“I don’t think Ruth Bader Ginsburg’s dissent is far-fetched, but we’ll have to wait and see,” said Ed Dorn, a former dean of the Lyndon B. Johnson School of Public Affairs at the University of Texas, Austin.
The Civil Rights Act tried to end an era in which a black person could walk into a business and be refused service. Though it’s unlikely courts will revisit racial discrimination, if Ginsburg is right and businesses can get exemptions from providing services to certain minority groups, Hobby Lobby could create a situation where LGBT individuals can be refused services.

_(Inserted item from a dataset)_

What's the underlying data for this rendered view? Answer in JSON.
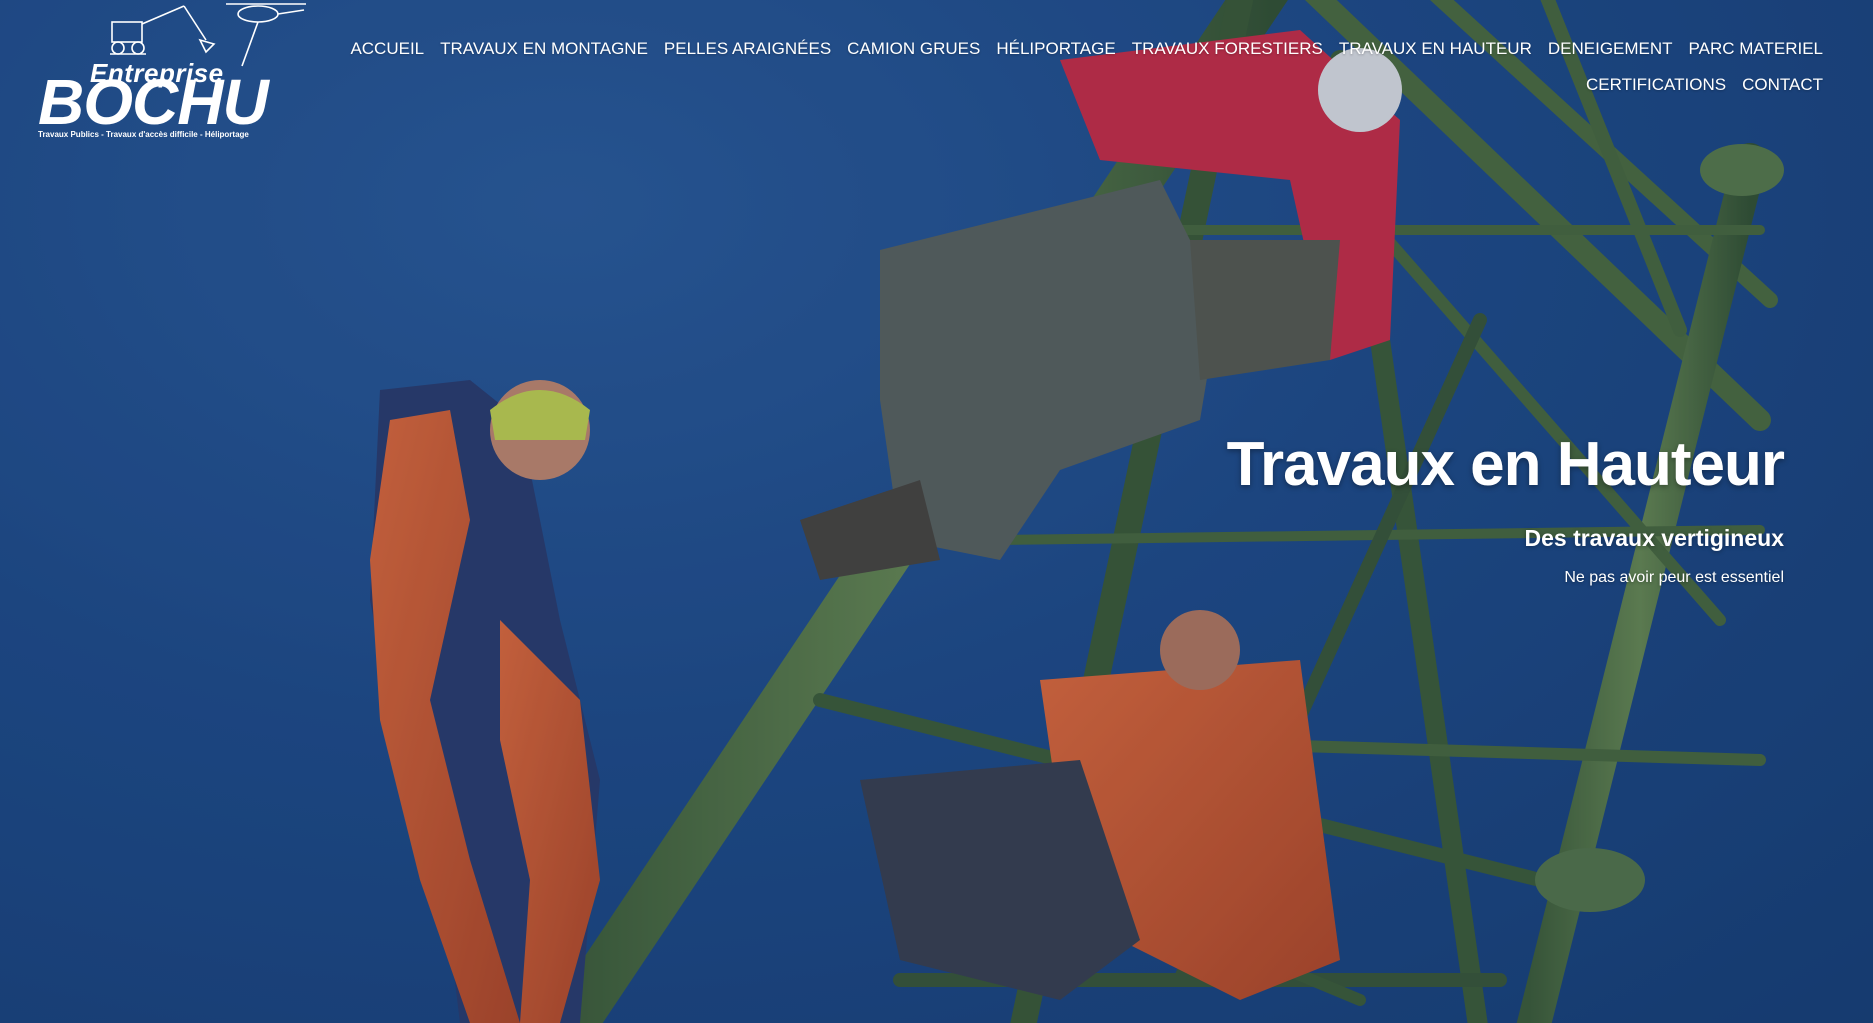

“The purpose of these anti-discrimination acts, and the purpose of Obamacare too, is to provide universal, uniform protection against discrimination on the one hand and deprivations of health care on the other,” Greenfield said.
“I’m quite saddened and what worries me is that matters that we thought were settled 50 years ago are being revived,” Dorn said. “Rand Paul throwing out, in a rather thoughtless way, this whole private property thing. That argument was made and many of us thought settled in the 1960s, but he chose to raise it again. Why? We thought that some of the fundamentals about voting rights had been settled 50 years ago, but the Supreme Court chose to unsettle them. Why?” he asked, referring to last year’s Supreme Court decision striking down a critical portion of the 1965 Voting Rights Act.
For Dorn, the underlying connection is a liberal versus conservative battle over whether everyone in the United States will have the same rights and access to services.
In 1964, the owner of a Birmingham, Alabama, barbecue restaurant, Ollie McClung, filed a lawsuit against the Civil Rights Act, arguing that the law was unconstitutional as it applied to small businesses like his. McClung’s belief in segregation was a sincere religious belief, but the Supreme Court held that the federal government had the power under the Commerce Clause to enforce integration in public accommodations.
“[Ollie's BBQ] wasn’t a case about religious freedom, but it was a case about the power of the federal government to make decisions for local businesses,” Larsen said. “And I think that there’s an undercurrent of that going through this debate about Hobby Lobby. Not the plaintiffs in Hobby Lobby, but some of the rhetoric that you read is a lot of ‘Well, the federal government can’t make decisions for my business.’ And that’s just not true.”